● **Your assignment**
What follows is a set of records; repeat them exactly, without the pictures.

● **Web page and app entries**

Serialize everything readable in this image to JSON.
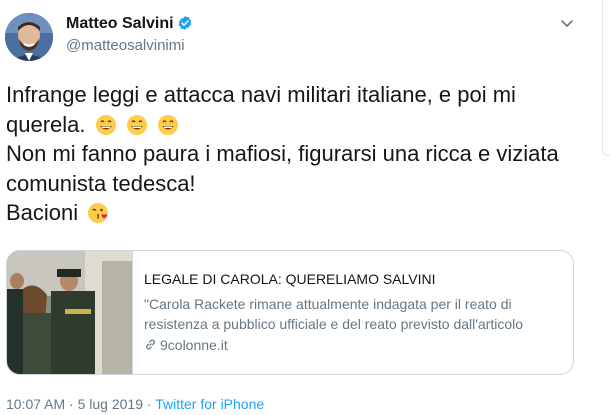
{
  "user": {
    "name": "Matteo Salvini",
    "handle": "@matteosalvinimi"
  },
  "tweet": {
    "lines": [
      "Infrange leggi e attacca navi militari italiane, e poi mi",
      "querela.",
      "Non mi fanno paura i mafiosi, figurarsi una ricca e viziata",
      "comunista tedesca!",
      "Bacioni"
    ],
    "emojis": [
      "grinning-face-emoji",
      "grinning-face-emoji",
      "grinning-face-emoji",
      "kissing-face-emoji"
    ]
  },
  "card": {
    "title": "LEGALE DI CAROLA: QUERELIAMO SALVINI",
    "description_lines": [
      "\"Carola Rackete rimane attualmente indagata per il reato di",
      "resistenza a pubblico ufficiale e del reato previsto dall'articolo"
    ],
    "domain": "9colonne.it"
  },
  "meta": {
    "time": "10:07 AM",
    "date": "5 lug 2019",
    "separator": "·",
    "source": "Twitter for iPhone"
  },
  "colors": {
    "text": "#14171a",
    "secondary": "#657786",
    "link": "#1da1f2",
    "border": "#ccd6dd",
    "verified": "#1da1f2"
  }
}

● **Written answer**
Serialize everything readable in this image to JSON.
{
  "user": {
    "name": "Matteo Salvini",
    "handle": "@matteosalvinimi"
  },
  "tweet": {
    "lines": [
      "Infrange leggi e attacca navi militari italiane, e poi mi",
      "querela.",
      "Non mi fanno paura i mafiosi, figurarsi una ricca e viziata",
      "comunista tedesca!",
      "Bacioni"
    ],
    "emojis": [
      "grinning-face-emoji",
      "grinning-face-emoji",
      "grinning-face-emoji",
      "kissing-face-emoji"
    ]
  },
  "card": {
    "title": "LEGALE DI CAROLA: QUERELIAMO SALVINI",
    "description_lines": [
      "\"Carola Rackete rimane attualmente indagata per il reato di",
      "resistenza a pubblico ufficiale e del reato previsto dall'articolo"
    ],
    "domain": "9colonne.it"
  },
  "meta": {
    "time": "10:07 AM",
    "date": "5 lug 2019",
    "separator": "·",
    "source": "Twitter for iPhone"
  },
  "colors": {
    "text": "#14171a",
    "secondary": "#657786",
    "link": "#1da1f2",
    "border": "#ccd6dd",
    "verified": "#1da1f2"
  }
}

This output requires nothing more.